EXERCISE INPUT:
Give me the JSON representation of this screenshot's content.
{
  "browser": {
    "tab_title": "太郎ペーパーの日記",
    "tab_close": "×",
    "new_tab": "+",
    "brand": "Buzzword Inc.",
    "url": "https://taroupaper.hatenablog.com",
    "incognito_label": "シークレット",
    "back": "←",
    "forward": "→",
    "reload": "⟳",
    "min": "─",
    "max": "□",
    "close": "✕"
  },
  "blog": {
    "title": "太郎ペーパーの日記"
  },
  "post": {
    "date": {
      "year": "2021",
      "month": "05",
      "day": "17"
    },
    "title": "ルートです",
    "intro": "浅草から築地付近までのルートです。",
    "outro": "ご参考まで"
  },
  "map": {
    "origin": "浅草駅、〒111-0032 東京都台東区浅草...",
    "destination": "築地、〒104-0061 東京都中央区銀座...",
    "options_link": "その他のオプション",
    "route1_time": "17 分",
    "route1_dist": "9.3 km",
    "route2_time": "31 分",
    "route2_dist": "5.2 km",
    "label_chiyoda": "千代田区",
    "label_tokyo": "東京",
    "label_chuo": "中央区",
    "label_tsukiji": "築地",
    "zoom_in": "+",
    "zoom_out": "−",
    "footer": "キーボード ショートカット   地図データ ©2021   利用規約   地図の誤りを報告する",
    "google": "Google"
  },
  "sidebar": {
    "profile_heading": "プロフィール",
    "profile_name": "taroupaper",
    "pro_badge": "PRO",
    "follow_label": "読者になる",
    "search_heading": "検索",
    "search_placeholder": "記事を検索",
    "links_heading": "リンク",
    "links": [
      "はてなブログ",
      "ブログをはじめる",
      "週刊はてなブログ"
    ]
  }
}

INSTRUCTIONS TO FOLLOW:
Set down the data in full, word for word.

SOLUTION FOR THIS EXERCISE:
Give me the JSON representation of this screenshot's content.
{
  "browser": {
    "tab_title": "太郎ペーパーの日記",
    "tab_close": "×",
    "new_tab": "+",
    "brand": "Buzzword Inc.",
    "url": "https://taroupaper.hatenablog.com",
    "incognito_label": "シークレット",
    "back": "←",
    "forward": "→",
    "reload": "⟳",
    "min": "─",
    "max": "□",
    "close": "✕"
  },
  "blog": {
    "title": "太郎ペーパーの日記"
  },
  "post": {
    "date": {
      "year": "2021",
      "month": "05",
      "day": "17"
    },
    "title": "ルートです",
    "intro": "浅草から築地付近までのルートです。",
    "outro": "ご参考まで"
  },
  "map": {
    "origin": "浅草駅、〒111-0032 東京都台東区浅草...",
    "destination": "築地、〒104-0061 東京都中央区銀座...",
    "options_link": "その他のオプション",
    "route1_time": "17 分",
    "route1_dist": "9.3 km",
    "route2_time": "31 分",
    "route2_dist": "5.2 km",
    "label_chiyoda": "千代田区",
    "label_tokyo": "東京",
    "label_chuo": "中央区",
    "label_tsukiji": "築地",
    "zoom_in": "+",
    "zoom_out": "−",
    "footer": "キーボード ショートカット   地図データ ©2021   利用規約   地図の誤りを報告する",
    "google": "Google"
  },
  "sidebar": {
    "profile_heading": "プロフィール",
    "profile_name": "taroupaper",
    "pro_badge": "PRO",
    "follow_label": "読者になる",
    "search_heading": "検索",
    "search_placeholder": "記事を検索",
    "links_heading": "リンク",
    "links": [
      "はてなブログ",
      "ブログをはじめる",
      "週刊はてなブログ"
    ]
  }
}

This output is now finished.